I ask the Acting Minister to take up this matter with the object of seeing whether it is not possible to alleviate the position, especially that of some of the co-operative companies formed purely and simply with the object of assisting the farmers. These companies can only buy the tractors after the duty has been paid, but at present they are unable to secure the benefit of any rebate granted by the department.
– If the right honorable member will hand to me the correspondence that he has read I shall go into the. matter and let him have a reply later.
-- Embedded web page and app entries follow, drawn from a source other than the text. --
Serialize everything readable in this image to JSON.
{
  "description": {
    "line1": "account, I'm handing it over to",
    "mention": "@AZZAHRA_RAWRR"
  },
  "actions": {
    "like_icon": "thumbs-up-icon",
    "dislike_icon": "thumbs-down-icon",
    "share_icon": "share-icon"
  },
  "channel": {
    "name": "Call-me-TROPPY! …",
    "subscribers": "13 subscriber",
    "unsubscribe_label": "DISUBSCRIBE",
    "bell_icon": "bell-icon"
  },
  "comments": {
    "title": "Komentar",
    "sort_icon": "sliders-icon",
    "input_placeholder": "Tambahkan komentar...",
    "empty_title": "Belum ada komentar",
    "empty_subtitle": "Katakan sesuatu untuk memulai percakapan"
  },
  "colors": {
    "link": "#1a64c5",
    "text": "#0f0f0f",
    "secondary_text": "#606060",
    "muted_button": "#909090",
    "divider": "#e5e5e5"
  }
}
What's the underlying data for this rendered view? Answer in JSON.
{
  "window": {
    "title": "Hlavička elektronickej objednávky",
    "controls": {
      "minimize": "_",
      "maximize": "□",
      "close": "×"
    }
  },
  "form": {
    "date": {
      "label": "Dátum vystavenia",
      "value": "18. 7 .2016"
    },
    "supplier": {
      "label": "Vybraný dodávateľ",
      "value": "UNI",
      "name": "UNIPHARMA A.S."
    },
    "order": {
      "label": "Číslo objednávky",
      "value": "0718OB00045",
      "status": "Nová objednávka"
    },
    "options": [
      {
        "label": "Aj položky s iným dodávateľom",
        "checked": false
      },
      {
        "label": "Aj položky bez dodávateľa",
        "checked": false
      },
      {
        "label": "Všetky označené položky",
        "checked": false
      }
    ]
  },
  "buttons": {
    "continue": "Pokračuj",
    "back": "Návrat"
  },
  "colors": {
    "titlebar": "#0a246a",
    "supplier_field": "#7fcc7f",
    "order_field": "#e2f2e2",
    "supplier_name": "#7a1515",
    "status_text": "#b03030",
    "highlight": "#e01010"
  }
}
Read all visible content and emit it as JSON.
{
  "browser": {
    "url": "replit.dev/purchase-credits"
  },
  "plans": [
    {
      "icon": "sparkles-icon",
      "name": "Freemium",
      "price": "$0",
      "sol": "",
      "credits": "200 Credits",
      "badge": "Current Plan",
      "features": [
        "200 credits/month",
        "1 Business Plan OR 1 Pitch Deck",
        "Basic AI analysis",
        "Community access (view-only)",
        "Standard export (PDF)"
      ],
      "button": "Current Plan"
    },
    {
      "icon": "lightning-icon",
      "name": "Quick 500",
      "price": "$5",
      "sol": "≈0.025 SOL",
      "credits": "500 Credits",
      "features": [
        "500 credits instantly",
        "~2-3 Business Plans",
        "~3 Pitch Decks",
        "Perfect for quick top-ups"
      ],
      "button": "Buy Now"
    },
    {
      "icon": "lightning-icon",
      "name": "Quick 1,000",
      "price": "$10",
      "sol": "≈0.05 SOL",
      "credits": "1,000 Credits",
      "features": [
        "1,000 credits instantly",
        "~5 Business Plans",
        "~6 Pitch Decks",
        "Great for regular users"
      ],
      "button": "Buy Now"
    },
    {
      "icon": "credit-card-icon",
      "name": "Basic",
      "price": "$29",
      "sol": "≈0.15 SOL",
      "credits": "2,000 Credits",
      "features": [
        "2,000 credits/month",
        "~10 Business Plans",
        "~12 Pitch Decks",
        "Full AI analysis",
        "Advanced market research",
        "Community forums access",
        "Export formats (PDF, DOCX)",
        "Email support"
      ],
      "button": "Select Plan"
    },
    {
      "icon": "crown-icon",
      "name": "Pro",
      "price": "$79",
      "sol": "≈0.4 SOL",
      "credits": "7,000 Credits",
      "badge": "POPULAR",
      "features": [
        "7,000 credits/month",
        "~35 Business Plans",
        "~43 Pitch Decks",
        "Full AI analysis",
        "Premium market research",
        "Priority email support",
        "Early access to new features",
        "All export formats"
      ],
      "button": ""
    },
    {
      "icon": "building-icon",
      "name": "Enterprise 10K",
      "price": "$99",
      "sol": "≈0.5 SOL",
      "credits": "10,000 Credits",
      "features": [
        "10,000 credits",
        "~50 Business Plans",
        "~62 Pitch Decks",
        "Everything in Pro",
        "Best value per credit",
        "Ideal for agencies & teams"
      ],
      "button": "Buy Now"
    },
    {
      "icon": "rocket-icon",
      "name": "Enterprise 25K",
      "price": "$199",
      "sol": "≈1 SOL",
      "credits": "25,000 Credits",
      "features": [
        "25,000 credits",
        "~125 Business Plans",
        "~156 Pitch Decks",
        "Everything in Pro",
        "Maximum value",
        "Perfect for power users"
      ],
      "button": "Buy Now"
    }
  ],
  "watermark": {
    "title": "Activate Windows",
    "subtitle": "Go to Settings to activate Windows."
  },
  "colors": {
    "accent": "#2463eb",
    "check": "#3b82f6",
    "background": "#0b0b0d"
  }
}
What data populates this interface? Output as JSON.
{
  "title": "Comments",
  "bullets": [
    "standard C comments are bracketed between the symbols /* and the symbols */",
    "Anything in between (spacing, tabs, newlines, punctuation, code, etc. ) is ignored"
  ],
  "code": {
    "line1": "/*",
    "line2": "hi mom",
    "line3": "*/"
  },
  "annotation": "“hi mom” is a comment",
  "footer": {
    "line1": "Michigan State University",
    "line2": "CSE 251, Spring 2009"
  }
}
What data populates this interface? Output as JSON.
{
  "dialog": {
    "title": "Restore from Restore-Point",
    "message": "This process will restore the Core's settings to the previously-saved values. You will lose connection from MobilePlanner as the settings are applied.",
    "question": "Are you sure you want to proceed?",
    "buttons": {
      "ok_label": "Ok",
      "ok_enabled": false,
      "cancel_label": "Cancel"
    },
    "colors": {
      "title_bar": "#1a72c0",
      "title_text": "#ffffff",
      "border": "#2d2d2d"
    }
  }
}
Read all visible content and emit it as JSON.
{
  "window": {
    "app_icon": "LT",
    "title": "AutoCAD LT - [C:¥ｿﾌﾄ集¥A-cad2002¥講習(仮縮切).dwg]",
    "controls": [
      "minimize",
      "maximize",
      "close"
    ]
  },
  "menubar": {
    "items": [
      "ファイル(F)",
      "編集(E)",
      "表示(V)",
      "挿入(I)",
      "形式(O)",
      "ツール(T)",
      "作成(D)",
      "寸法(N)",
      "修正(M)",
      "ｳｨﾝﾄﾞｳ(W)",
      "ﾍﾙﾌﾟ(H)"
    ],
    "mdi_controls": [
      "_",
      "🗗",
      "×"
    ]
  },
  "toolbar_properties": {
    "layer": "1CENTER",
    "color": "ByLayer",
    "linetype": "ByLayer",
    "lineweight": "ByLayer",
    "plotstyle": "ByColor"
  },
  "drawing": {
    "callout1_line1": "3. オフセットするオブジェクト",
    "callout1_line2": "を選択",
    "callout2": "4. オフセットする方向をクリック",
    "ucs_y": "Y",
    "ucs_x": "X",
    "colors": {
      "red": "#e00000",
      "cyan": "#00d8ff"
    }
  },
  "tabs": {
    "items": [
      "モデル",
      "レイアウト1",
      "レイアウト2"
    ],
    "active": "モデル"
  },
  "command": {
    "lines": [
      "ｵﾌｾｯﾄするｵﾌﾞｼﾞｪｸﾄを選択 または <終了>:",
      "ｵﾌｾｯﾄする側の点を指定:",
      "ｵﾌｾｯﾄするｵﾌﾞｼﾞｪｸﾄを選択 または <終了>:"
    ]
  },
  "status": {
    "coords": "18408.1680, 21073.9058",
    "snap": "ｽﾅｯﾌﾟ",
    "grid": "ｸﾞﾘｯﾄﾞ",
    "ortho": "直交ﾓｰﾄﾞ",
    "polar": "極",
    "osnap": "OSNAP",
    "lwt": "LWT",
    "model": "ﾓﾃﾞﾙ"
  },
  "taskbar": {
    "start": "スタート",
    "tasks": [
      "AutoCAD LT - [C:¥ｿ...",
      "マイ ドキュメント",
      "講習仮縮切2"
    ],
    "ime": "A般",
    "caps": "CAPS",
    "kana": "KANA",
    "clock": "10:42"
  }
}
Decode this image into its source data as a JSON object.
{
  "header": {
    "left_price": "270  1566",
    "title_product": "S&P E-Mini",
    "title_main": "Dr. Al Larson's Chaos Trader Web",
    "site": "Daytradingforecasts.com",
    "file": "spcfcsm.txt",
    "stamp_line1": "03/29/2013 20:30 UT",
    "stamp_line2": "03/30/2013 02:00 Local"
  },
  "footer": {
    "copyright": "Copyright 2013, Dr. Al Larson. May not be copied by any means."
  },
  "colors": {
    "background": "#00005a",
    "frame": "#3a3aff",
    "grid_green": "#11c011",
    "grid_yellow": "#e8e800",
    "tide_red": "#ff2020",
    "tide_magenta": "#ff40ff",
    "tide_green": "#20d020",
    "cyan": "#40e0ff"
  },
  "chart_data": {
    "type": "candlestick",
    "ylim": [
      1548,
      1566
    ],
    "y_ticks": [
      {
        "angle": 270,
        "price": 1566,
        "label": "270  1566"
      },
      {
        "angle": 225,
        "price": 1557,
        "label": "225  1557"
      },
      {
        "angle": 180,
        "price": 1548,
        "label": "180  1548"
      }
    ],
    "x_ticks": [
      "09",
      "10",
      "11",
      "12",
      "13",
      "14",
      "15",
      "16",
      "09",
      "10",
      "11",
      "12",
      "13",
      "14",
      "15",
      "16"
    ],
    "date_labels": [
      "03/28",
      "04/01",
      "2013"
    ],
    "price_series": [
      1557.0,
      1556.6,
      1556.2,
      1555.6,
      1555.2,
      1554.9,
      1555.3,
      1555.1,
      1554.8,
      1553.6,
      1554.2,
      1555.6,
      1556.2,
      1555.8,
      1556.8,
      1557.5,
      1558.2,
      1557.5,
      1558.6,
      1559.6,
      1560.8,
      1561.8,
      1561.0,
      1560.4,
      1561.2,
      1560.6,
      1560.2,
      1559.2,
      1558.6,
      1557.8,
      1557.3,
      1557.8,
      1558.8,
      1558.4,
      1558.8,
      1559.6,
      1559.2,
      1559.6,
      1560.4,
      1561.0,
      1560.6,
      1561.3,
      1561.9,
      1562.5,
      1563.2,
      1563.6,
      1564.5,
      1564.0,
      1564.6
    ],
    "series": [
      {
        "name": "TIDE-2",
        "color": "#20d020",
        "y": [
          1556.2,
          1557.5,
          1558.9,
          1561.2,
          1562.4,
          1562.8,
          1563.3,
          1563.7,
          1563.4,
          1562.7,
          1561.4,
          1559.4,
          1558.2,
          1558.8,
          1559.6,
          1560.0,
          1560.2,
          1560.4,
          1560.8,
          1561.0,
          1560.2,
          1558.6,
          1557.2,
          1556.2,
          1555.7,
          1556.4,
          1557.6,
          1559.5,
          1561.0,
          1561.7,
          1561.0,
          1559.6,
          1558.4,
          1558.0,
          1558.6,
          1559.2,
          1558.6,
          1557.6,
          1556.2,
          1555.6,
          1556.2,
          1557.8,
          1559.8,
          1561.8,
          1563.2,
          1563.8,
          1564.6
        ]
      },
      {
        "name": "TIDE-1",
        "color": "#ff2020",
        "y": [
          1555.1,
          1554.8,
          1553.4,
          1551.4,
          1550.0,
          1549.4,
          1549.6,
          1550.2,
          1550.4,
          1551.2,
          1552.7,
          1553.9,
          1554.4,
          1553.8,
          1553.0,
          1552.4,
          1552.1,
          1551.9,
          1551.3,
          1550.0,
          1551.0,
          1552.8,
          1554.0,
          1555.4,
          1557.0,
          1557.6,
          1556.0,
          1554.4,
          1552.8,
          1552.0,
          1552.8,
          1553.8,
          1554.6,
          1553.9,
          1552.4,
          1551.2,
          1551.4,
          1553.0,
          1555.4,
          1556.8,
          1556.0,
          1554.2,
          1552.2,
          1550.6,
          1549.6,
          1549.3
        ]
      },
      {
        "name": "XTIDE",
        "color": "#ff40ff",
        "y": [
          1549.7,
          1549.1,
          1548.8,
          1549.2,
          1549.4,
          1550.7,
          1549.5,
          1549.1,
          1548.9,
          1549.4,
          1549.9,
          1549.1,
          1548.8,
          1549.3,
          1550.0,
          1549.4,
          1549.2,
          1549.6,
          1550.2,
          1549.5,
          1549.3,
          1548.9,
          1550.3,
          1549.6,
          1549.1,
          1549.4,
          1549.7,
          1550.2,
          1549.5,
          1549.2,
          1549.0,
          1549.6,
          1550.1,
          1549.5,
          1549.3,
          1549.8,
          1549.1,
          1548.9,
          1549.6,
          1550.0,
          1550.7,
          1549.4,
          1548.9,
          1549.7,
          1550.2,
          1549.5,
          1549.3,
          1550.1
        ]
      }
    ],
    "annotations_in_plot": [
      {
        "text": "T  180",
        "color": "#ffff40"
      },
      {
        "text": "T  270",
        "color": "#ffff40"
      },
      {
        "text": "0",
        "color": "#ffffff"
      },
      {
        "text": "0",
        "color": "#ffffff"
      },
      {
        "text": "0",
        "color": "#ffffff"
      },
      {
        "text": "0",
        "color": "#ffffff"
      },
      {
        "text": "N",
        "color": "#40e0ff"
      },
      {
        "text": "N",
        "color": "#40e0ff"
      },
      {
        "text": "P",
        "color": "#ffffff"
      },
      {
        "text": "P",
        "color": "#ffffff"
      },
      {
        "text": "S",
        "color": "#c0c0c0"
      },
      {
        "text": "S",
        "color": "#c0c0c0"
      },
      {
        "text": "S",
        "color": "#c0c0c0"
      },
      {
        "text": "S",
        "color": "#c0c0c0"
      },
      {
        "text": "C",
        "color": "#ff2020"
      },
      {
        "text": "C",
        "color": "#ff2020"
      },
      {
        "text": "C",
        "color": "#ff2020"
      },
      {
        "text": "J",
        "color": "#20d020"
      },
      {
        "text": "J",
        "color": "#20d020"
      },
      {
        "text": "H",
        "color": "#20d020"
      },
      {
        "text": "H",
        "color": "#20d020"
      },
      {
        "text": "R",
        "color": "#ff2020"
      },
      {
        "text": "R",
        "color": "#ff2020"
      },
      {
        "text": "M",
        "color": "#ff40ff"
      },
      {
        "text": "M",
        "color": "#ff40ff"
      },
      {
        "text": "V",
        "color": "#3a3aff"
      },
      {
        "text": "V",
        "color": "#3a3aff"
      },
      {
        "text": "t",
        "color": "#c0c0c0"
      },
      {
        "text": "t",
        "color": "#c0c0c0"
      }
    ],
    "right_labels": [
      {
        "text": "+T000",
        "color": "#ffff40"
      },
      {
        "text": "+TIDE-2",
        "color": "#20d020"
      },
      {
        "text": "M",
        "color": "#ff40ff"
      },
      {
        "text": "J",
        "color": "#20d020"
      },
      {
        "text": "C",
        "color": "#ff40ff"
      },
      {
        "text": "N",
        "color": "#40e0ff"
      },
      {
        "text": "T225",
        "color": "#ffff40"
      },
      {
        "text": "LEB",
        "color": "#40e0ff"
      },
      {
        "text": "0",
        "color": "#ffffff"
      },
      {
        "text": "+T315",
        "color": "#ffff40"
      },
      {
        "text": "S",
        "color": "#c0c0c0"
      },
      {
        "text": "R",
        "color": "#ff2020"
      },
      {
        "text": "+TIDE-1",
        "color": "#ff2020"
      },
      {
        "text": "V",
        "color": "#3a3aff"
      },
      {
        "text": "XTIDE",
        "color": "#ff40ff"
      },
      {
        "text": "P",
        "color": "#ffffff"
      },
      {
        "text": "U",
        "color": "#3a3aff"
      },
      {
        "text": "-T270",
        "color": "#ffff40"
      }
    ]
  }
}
I assure him that all we require from the purchaser is a written statement.
– But it is a very necessary undertaking.
– That is so. Instances have been brought under my notice of cases in which these tractors have been converted into road rollers, which defeats the object of the duty on road rollers. Under item 177 of the tariff traction engines are dutiable to the extent of 40 per cent. British, and 55 per cent. general, as a protection for road rollers; but traction engines, as specified in the departmental by-laws, are admitted free under the British preferential tariff and 10 per cent. general. This is done for the sole purpose of making traction engines available for use on farms at the lowest possible price to the farmer. But certain persons who were importing traction engines ostensibly for the purpose of farm use were converting them into road-rollers.
– Many such cases occurred.
– That is so. It will be generally agreed that this is most unfair to the manufacturers of road-rollers. I assure the right honorable member for Cowper (Dr. Earle Page) that the department deals with every case sympathetically.
– In cases where duty has been paid will it be possible to secure a refund ?
– Yes, if the department is satisfied as to the facts of the case. I have instructed the departmental officers to deal sympathetically with the whole subject. I am sure that the right honorable member will agree that it would be unfair to allow tractors admitted duty free to be converted into road-rollers. I have been in correspondence with a number of honorable members and also with some agents, particularly in South Australia, on this subject, and I believe that all parties are now satisfied with the arrangements that the department has made. We require the written undertaking as evidence of the bona fide intentions of the agents, and we feel that this is necessary because of the imposition that has been practised in some instances. I assure the right honorable member again that I will sympathetically consider his request.
Question resolved in the affirmative.
House adjourned at 10.4 p.m.
Cite as: Australia, House of Representatives, Debates, 17 June 1930, viewed 22 October 2017, <http://historichansard.net/hofreps/1930/19300617_reps_12_124/>.